    Detailed researched account of German atrocities perpetrated on the Belgian and French civilian population in autumn 1914.
    Winner of the Fraenkel Prize for Contemporary History in 2000
  12. ^ The Ways of War, "Why Ireland fought" p. 72, T. M. Kettle.
  13. ^ The Ways of War "Why Ireland fought" p. 69, T. M. Kettle
  14. ^ Turtle Bunbury, The Glorious Madness, Tales of The Irish and The Great War, Tom Kettle and Emmet Dalton;
    Mad Guns and Invisible Wands, p.105, Gill & Macmillan, Dublin 12 (2014) ISBN 978 0717 16234 5
  15. ^
  16. ^ The Ways of War Memoir p.31, Mary (Sheehy) Kettle
  17. ^ The Enigma of Tom Kettle by John Benignus Lyons
  18. ^ The Ways of War Memoir, pp. 3, 4, Mary (Sheehy) Kettle
  19. ^ The Ways of War "Why Ireland fought" p. 71, T. M. Kettle
  20. ^ The Ways of War Memoir p. 34, Mary (Sheehy) Kettle
  21. ^ 'Tom Kettle, the death of an Irish Nationalist & British Soldier', 'Century Ireland' website.
  22. ^ 'Tom Kettle, in memory, 100 years after death at the Somme', 'The Irish Times', 9 September 1916.
  23. ^ Ambassador Mulhall's lecture at the University of Cardiff (2015) -
  24. ^ 'Tom Kettle: In memory, 100 years after death at the Somme', 'The Irish Times', 9 September 2016.
  25. ^ Burke, Tom (Autumn 2004). "In Memory of Lieutenant Tom Kettle, 'B' Company, 9th Royal Dublin Fusiliers". Dublin Historical Record. 57 (2): 164–173. JSTOR 30101500. 
  26. ^ "Recording Angel memorial Panel 1". Recording Angel memorial, Westminster Hall. UK Parliament ( Retrieved 31 August 2016. 
  27. ^ "List of names on the Recording Angel memorial, Westminster Hall" (pdf). Recording Angel memorial, Westminster Hall. UK Parliament ( Retrieved 31 August 2016. 
  28. ^ "House of Commons War Memorial: Final Volumes Unveiled by The Speaker". The Times (46050). London. 6 February 1932. p. 7. 
  29. ^ Moss-Blundell, Edward Whitaker, ed. (1931). The House of Commons Book of Remembrance 1914–1918. E. Mathews & Marrot. 
  30. ^ See The Literary and Historical Society 1955-2005, ed. Frank Callanan, pub. A&A Farmar, (picture inset 16)
  31. ^ The Way of War (memoir) by Mary (Sheehy) Kettle, p. 33
  32. ^ Jim Haughey, The First World War in Irish Poetry, Bucknell University Press, 2002, p. 102
  33. ^ The Ways of War Memoir p. 42, Mary (Sheehy) Kettle
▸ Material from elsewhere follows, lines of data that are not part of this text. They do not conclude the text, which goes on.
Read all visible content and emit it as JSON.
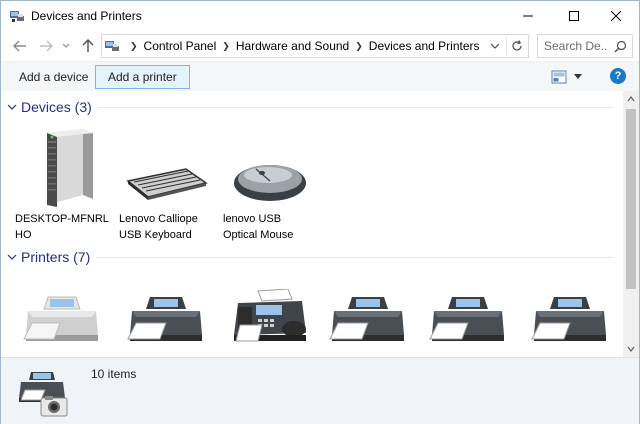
{
  "window": {
    "title": "Devices and Printers"
  },
  "address": {
    "crumbs": [
      "Control Panel",
      "Hardware and Sound",
      "Devices and Printers"
    ]
  },
  "search": {
    "placeholder": "Search De..."
  },
  "commands": {
    "add_device": "Add a device",
    "add_printer": "Add a printer",
    "help": "?"
  },
  "groups": {
    "devices": {
      "title": "Devices (3)",
      "items": [
        {
          "label": "DESKTOP-MFNRLHO",
          "icon": "computer-tower-icon"
        },
        {
          "label": "Lenovo Calliope USB Keyboard",
          "icon": "keyboard-icon"
        },
        {
          "label": "lenovo USB Optical Mouse",
          "icon": "mouse-icon"
        }
      ]
    },
    "printers": {
      "title": "Printers (7)",
      "items": [
        {
          "icon": "printer-default-icon"
        },
        {
          "icon": "printer-icon"
        },
        {
          "icon": "fax-icon"
        },
        {
          "icon": "printer-icon"
        },
        {
          "icon": "printer-icon"
        },
        {
          "icon": "printer-icon"
        }
      ]
    }
  },
  "details": {
    "count": "10 items"
  },
  "colors": {
    "group_title": "#1e3287",
    "accent": "#1979ca",
    "selected_button_border": "#7eb4ea"
  }
}
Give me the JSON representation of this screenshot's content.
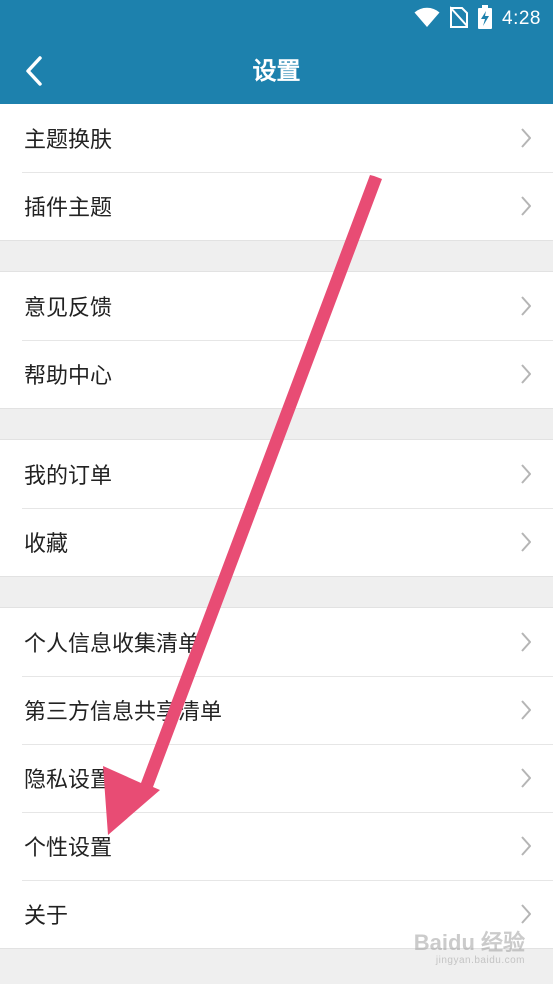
{
  "status_bar": {
    "time": "4:28"
  },
  "header": {
    "title": "设置"
  },
  "groups": [
    {
      "items": [
        {
          "label": "主题换肤"
        },
        {
          "label": "插件主题"
        }
      ]
    },
    {
      "items": [
        {
          "label": "意见反馈"
        },
        {
          "label": "帮助中心"
        }
      ]
    },
    {
      "items": [
        {
          "label": "我的订单"
        },
        {
          "label": "收藏"
        }
      ]
    },
    {
      "items": [
        {
          "label": "个人信息收集清单"
        },
        {
          "label": "第三方信息共享清单"
        },
        {
          "label": "隐私设置"
        },
        {
          "label": "个性设置"
        },
        {
          "label": "关于"
        }
      ]
    }
  ],
  "watermark": {
    "brand": "Baidu 经验",
    "url": "jingyan.baidu.com"
  },
  "colors": {
    "header": "#1d81ad",
    "arrow": "#e84c74",
    "background": "#efefef"
  }
}
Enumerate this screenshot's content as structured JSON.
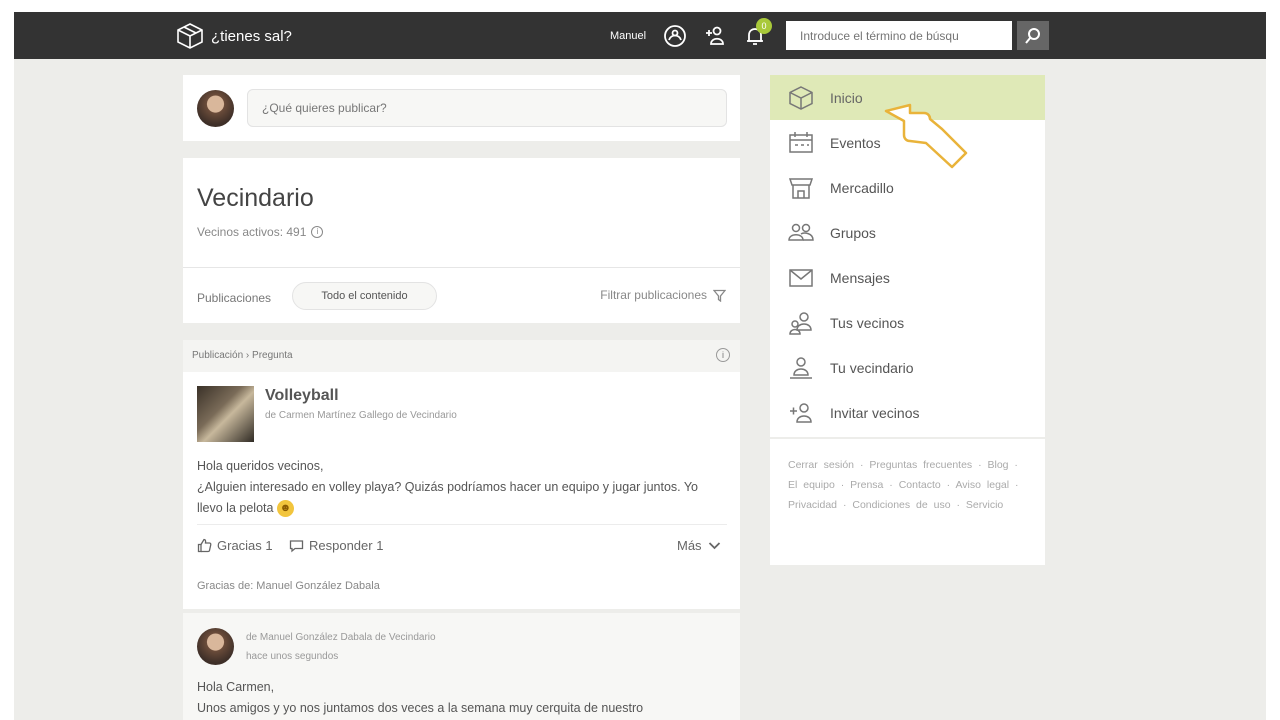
{
  "header": {
    "logo_text": "¿tienes sal?",
    "user_name": "Manuel",
    "notification_count": "0",
    "search_placeholder": "Introduce el término de búsqu"
  },
  "composer": {
    "placeholder": "¿Qué quieres publicar?"
  },
  "neighborhood": {
    "title": "Vecindario",
    "active_label": "Vecinos activos: 491",
    "pubs_label": "Publicaciones",
    "filter_pill": "Todo el contenido",
    "filter_link": "Filtrar publicaciones"
  },
  "post": {
    "header": "Publicación › Pregunta",
    "title": "Volleyball",
    "author": "de Carmen Martínez Gallego de Vecindario",
    "body_line1": "Hola queridos vecinos,",
    "body_line2": "¿Alguien interesado en volley playa? Quizás podríamos hacer un equipo y jugar juntos. Yo llevo la pelota",
    "thanks_label": "Gracias 1",
    "reply_label": "Responder 1",
    "more_label": "Más",
    "thanks_line": "Gracias de: Manuel González Dabala"
  },
  "reply": {
    "author": "de Manuel González Dabala de Vecindario",
    "time": "hace unos segundos",
    "body_line1": "Hola Carmen,",
    "body_line2": "Unos amigos y yo nos juntamos dos veces a la semana muy cerquita de nuestro"
  },
  "sidebar": {
    "items": [
      {
        "label": "Inicio",
        "icon": "home-cube-icon"
      },
      {
        "label": "Eventos",
        "icon": "calendar-icon"
      },
      {
        "label": "Mercadillo",
        "icon": "market-stall-icon"
      },
      {
        "label": "Grupos",
        "icon": "group-icon"
      },
      {
        "label": "Mensajes",
        "icon": "envelope-icon"
      },
      {
        "label": "Tus vecinos",
        "icon": "neighbors-icon"
      },
      {
        "label": "Tu vecindario",
        "icon": "neighborhood-icon"
      },
      {
        "label": "Invitar vecinos",
        "icon": "add-user-icon"
      }
    ],
    "links_text": "Cerrar sesión · Preguntas frecuentes · Blog · El equipo · Prensa · Contacto · Aviso legal · Privacidad · Condiciones de uso · Servicio"
  },
  "colors": {
    "topbar": "#333333",
    "active_nav": "#dfe9b7",
    "badge": "#a9c93a",
    "background": "#ededea"
  }
}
  • The Day's Burden, Studies, Literary and Political (1910)
  • Home Rule Finance. An Experiment in Justice (1911)
  • Christianity and the Leaders of Modern Science (1911
  • The Open Secret of Ireland (1912)
  • Poems and Parodies (1912)
  • Irish Orators and Oratory (1915) editor
  • Battle Songs of the Irish Brigades (1915)
  • To My Daughter Betty, The Gift of God (1916)
  • The Ways of War (1917), reasons for serving in World War I (posthumous publication))
  • An Irishman's Calendar, edited by Mary Kettle


Great War memorials[edit]

External links[edit]

Parliament of the United Kingdom
Preceded by
Patrick Doogan
Member of Parliament for East Tyrone
1906December 1910
Succeeded by
William Redmond